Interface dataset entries

*** Begin section ***

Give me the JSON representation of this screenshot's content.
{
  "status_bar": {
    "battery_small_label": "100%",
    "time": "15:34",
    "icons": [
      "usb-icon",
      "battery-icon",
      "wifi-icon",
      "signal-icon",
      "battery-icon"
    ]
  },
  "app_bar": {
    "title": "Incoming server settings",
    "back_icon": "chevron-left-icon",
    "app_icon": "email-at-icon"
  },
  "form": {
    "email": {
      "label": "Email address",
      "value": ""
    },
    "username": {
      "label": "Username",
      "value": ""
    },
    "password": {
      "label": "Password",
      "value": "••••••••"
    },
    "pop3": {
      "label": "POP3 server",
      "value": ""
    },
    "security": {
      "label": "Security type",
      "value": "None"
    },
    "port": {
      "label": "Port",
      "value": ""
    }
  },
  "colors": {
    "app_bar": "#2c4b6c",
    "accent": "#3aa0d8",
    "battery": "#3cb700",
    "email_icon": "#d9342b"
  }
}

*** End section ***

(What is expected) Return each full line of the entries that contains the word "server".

(Task response)
    "title": "Incoming server settings",
      "label": "POP3 server",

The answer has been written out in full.